Thinking and typing (BBC News)
Communicating with thought power (BBC News)
Looking through cats' eyes (BBC News)
i-Limb Bionic Hand



   International Society for Neuroethology (ISN)
   ISN Youtube Channel
  Neuroethology Links

Mauthner cells and startle behavior

   Robert Eaton
   Joseph Fetcho
   Steven Zottoli
   Ken Catania

Spinal Reflexes and Motor Patterns

   Sten Grillner
   Charles Sherrington

Clione swimming

    Yuri Arshavsky
   Richard Satterlie
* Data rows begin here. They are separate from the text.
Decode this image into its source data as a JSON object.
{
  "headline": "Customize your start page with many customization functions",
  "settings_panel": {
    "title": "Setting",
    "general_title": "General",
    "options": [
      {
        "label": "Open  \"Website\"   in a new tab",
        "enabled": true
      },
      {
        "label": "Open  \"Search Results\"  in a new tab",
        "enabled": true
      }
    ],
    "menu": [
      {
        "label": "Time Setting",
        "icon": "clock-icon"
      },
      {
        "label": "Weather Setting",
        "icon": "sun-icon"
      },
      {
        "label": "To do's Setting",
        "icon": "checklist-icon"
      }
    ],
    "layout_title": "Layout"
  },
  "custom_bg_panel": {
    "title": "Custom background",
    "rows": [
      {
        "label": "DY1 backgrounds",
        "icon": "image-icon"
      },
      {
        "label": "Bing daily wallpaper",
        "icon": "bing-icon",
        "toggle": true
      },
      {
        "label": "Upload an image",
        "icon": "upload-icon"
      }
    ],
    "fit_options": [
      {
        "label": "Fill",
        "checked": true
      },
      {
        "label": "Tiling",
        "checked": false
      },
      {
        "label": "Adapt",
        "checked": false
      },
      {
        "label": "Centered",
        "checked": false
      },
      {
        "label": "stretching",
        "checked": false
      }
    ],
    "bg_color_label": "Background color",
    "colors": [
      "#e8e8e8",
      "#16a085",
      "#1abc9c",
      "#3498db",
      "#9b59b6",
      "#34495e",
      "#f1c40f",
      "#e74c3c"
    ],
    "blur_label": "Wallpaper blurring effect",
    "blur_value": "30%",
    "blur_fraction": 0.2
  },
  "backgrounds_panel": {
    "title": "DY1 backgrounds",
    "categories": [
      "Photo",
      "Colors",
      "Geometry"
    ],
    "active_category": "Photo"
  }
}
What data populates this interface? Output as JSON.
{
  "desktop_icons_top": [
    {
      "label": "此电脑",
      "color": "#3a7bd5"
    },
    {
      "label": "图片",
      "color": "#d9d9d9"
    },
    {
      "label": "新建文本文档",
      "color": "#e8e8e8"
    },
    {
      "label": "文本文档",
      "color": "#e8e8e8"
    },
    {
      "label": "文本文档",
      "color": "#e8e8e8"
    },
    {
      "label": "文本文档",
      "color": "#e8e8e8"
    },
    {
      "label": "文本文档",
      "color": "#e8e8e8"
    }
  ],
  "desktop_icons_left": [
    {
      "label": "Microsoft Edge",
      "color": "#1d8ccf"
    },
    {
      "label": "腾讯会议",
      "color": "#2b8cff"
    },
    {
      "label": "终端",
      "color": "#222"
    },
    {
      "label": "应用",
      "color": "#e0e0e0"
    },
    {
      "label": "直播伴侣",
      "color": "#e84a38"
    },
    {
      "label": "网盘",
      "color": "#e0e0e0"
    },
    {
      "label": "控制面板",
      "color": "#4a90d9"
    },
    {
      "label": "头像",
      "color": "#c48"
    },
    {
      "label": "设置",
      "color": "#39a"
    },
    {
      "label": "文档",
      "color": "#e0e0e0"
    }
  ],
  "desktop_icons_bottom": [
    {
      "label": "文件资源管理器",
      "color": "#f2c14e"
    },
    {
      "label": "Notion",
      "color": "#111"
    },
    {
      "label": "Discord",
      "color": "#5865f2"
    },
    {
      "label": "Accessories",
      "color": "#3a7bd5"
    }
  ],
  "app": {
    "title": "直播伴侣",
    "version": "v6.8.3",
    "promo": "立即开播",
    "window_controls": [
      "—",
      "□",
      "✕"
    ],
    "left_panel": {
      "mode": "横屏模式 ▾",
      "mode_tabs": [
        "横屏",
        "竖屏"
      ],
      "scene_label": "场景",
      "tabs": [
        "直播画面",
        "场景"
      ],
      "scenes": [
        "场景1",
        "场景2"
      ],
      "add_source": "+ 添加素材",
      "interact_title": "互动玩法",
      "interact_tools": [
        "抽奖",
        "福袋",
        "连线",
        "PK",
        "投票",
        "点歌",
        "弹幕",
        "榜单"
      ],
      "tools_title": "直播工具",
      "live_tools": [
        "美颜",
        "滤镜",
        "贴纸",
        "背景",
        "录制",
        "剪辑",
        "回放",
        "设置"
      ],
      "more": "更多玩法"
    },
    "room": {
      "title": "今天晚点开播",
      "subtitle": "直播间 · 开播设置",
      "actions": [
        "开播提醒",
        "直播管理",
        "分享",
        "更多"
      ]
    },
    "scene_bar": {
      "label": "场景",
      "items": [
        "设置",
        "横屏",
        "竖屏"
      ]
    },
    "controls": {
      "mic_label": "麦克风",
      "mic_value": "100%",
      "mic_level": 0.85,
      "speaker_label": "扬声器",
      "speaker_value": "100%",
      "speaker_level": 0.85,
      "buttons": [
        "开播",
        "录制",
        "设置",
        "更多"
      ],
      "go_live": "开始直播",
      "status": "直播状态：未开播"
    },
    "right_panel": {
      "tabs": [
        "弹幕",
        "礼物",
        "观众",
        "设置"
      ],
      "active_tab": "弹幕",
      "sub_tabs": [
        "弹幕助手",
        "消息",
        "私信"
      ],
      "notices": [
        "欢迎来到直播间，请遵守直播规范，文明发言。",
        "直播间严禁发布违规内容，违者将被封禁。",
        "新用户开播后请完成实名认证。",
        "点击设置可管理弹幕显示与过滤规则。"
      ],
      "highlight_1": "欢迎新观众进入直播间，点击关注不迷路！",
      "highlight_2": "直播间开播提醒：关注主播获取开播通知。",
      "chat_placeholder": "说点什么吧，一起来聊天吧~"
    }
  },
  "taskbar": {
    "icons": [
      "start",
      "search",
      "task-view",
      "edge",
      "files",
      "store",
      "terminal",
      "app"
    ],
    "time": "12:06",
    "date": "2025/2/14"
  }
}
Crustacean Stomatogastric (STG) system

   Stomatogastric Research Groups
Hans-Georg Heinzel 
Paul Katz
Eve Marder
   Allen Selverston 
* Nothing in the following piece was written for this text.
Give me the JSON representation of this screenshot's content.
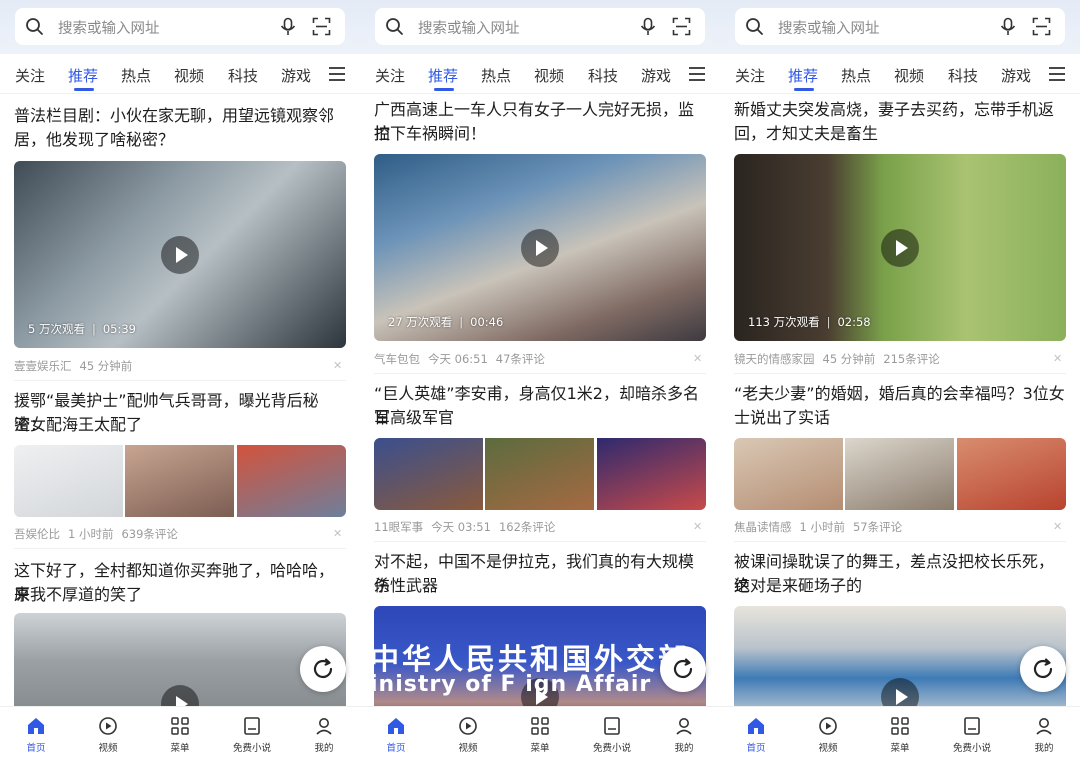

Simple vertebrate model systems (tadpole & lamprey)

   Alan Roberts - Xenopus tadpole research
   Rejean Dubuc - Lamprey research
   Sten Grillner et al. - Lamprey research
   James Buchanan - Lamprey research

Lorenz vonHoistConnectionist and Realistic Artificial Neural Networks

   Alan Turing homepage (by Andrew Hodges)
   AlanTuring .net (by Jack Copeland)
   Warren McCulloch (by Jerry Lettvin)
   Walter Pitts (by Jerry Lettvin)
   Terrence Sejnowski
   NEURONIFY (download)

Development of Behavior

   Anne Bekoff
   Fernando Nottebohm
   Peter Marler
   Gabriel Horn

Cortical Control of Voluntary Movement

   Apostolos Georgopoulos [cortical neuronal population vectors] 

Hybrid brain-machine (Neuroprosthetics) technology

   John Chapin [rat brain-machine interface] 
   Miguel Nicolelis [primate brain-machine interface
   Andrew Schwartz [primate brain-machine interface]
   John Donoghue [Human BrainGate system]


Recommended Books

More Information

General Campus Information

University of California, Riverside
900 University Ave.
Riverside, CA 92521
Tel: (951) 827-1012

Career OpportunitiesUCR Libraries
Campus StatusDirections to UCR

Program Information

Cell Biology and Neuroscience
1001 Batchelor Hall

Ph.D. Program in Neuroscience
Tel: (951) 827-4716
Toll Free (800) 735-0717
E-mail: neuro@mail.ucr.edu